TRY IT
Wherever "icon" turns up in the entries, copy out the line that holds it.

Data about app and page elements

|---|

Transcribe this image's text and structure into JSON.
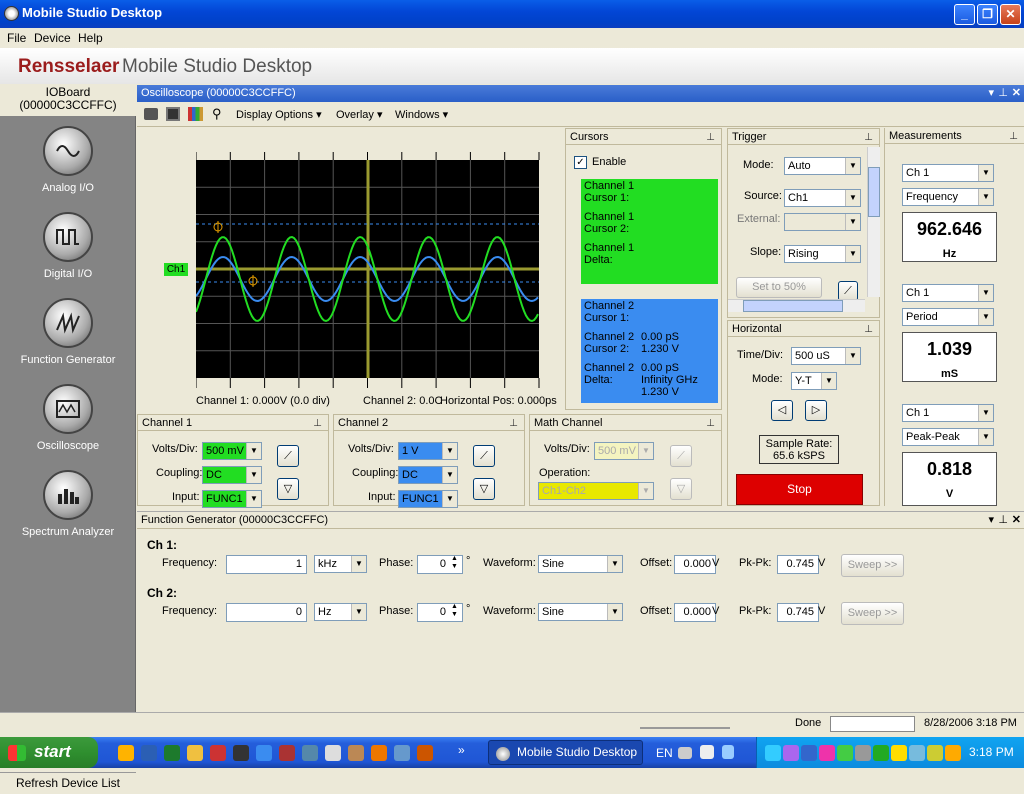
{
  "window": {
    "title": "Mobile Studio Desktop",
    "minimize": "_",
    "maximize": "❐",
    "close": "✕"
  },
  "menu": [
    "File",
    "Device",
    "Help"
  ],
  "banner": {
    "brand": "Rensselaer",
    "product": "Mobile Studio Desktop"
  },
  "sidebar": {
    "board": "IOBoard (00000C3CCFFC)",
    "items": [
      {
        "label": "Analog I/O",
        "icon": "sine-wave-icon"
      },
      {
        "label": "Digital I/O",
        "icon": "square-wave-icon"
      },
      {
        "label": "Function Generator",
        "icon": "sawtooth-icon"
      },
      {
        "label": "Oscilloscope",
        "icon": "oscilloscope-icon"
      },
      {
        "label": "Spectrum Analyzer",
        "icon": "spectrum-icon"
      }
    ],
    "refresh": "Refresh Device List"
  },
  "oscilloscope": {
    "title": "Oscilloscope (00000C3CCFFC)",
    "toolbar": [
      "Display Options",
      "Overlay",
      "Windows"
    ],
    "ch1_marker": "Ch1",
    "status_ch1": "Channel 1: 0.000V (0.0 div)",
    "status_ch2": "Channel 2: 0.0C",
    "status_hpos": "Horizontal Pos: 0.000ps",
    "cursors": {
      "title": "Cursors",
      "enable": "Enable",
      "check": "✓",
      "ch1": [
        "Channel 1",
        "Cursor 1:",
        "Channel 1",
        "Cursor 2:",
        "Channel 1",
        "Delta:"
      ],
      "ch2": {
        "c1a": "Channel 2",
        "c1b": "Cursor 1:",
        "c2a": "Channel 2",
        "c2b": "Cursor 2:",
        "c2v1": "0.00 pS",
        "c2v2": "1.230 V",
        "da": "Channel 2",
        "db": "Delta:",
        "dv1": "0.00 pS",
        "dv2": "Infinity GHz",
        "dv3": "1.230 V"
      }
    },
    "trigger": {
      "title": "Trigger",
      "mode_label": "Mode:",
      "mode": "Auto",
      "source_label": "Source:",
      "source": "Ch1",
      "external_label": "External:",
      "slope_label": "Slope:",
      "slope": "Rising",
      "set50": "Set to 50%"
    },
    "horizontal": {
      "title": "Horizontal",
      "timediv_label": "Time/Div:",
      "timediv": "500 uS",
      "mode_label": "Mode:",
      "mode": "Y-T",
      "sample_rate_label": "Sample Rate:",
      "sample_rate": "65.6 kSPS",
      "stop": "Stop"
    },
    "measurements": {
      "title": "Measurements",
      "items": [
        {
          "ch": "Ch 1",
          "type": "Frequency",
          "value": "962.646",
          "unit": "Hz"
        },
        {
          "ch": "Ch 1",
          "type": "Period",
          "value": "1.039",
          "unit": "mS"
        },
        {
          "ch": "Ch 1",
          "type": "Peak-Peak",
          "value": "0.818",
          "unit": "V"
        }
      ]
    },
    "channel1": {
      "title": "Channel 1",
      "voltsdiv_label": "Volts/Div:",
      "voltsdiv": "500 mV",
      "coupling_label": "Coupling:",
      "coupling": "DC",
      "input_label": "Input:",
      "input": "FUNC1"
    },
    "channel2": {
      "title": "Channel 2",
      "voltsdiv_label": "Volts/Div:",
      "voltsdiv": "1 V",
      "coupling_label": "Coupling:",
      "coupling": "DC",
      "input_label": "Input:",
      "input": "FUNC1"
    },
    "math": {
      "title": "Math Channel",
      "voltsdiv_label": "Volts/Div:",
      "voltsdiv": "500 mV",
      "operation_label": "Operation:",
      "operation": "Ch1-Ch2"
    }
  },
  "function_generator": {
    "title": "Function Generator (00000C3CCFFC)",
    "channels": [
      {
        "label": "Ch 1:",
        "freq_label": "Frequency:",
        "freq": "1",
        "freq_unit": "kHz",
        "phase_label": "Phase:",
        "phase": "0",
        "deg": "°",
        "waveform_label": "Waveform:",
        "waveform": "Sine",
        "offset_label": "Offset:",
        "offset": "0.000",
        "offset_unit": "V",
        "pkpk_label": "Pk-Pk:",
        "pkpk": "0.745",
        "pkpk_unit": "V",
        "sweep": "Sweep >>"
      },
      {
        "label": "Ch 2:",
        "freq_label": "Frequency:",
        "freq": "0",
        "freq_unit": "Hz",
        "phase_label": "Phase:",
        "phase": "0",
        "deg": "°",
        "waveform_label": "Waveform:",
        "waveform": "Sine",
        "offset_label": "Offset:",
        "offset": "0.000",
        "offset_unit": "V",
        "pkpk_label": "Pk-Pk:",
        "pkpk": "0.745",
        "pkpk_unit": "V",
        "sweep": "Sweep >>"
      }
    ]
  },
  "statusbar": {
    "state": "Done",
    "datetime": "8/28/2006 3:18 PM"
  },
  "taskbar": {
    "start": "start",
    "task": "Mobile Studio Desktop",
    "lang": "EN",
    "clock": "3:18 PM",
    "more": "»"
  },
  "colors": {
    "ch1": "#22dd22",
    "ch2": "#3a8cf0",
    "math": "#e8e800",
    "stop": "#dd0000"
  }
}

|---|

ANSWER SECTION
        "icon": "sine-wave-icon"
        "icon": "square-wave-icon"
        "icon": "sawtooth-icon"
        "icon": "oscilloscope-icon"
        "icon": "spectrum-icon"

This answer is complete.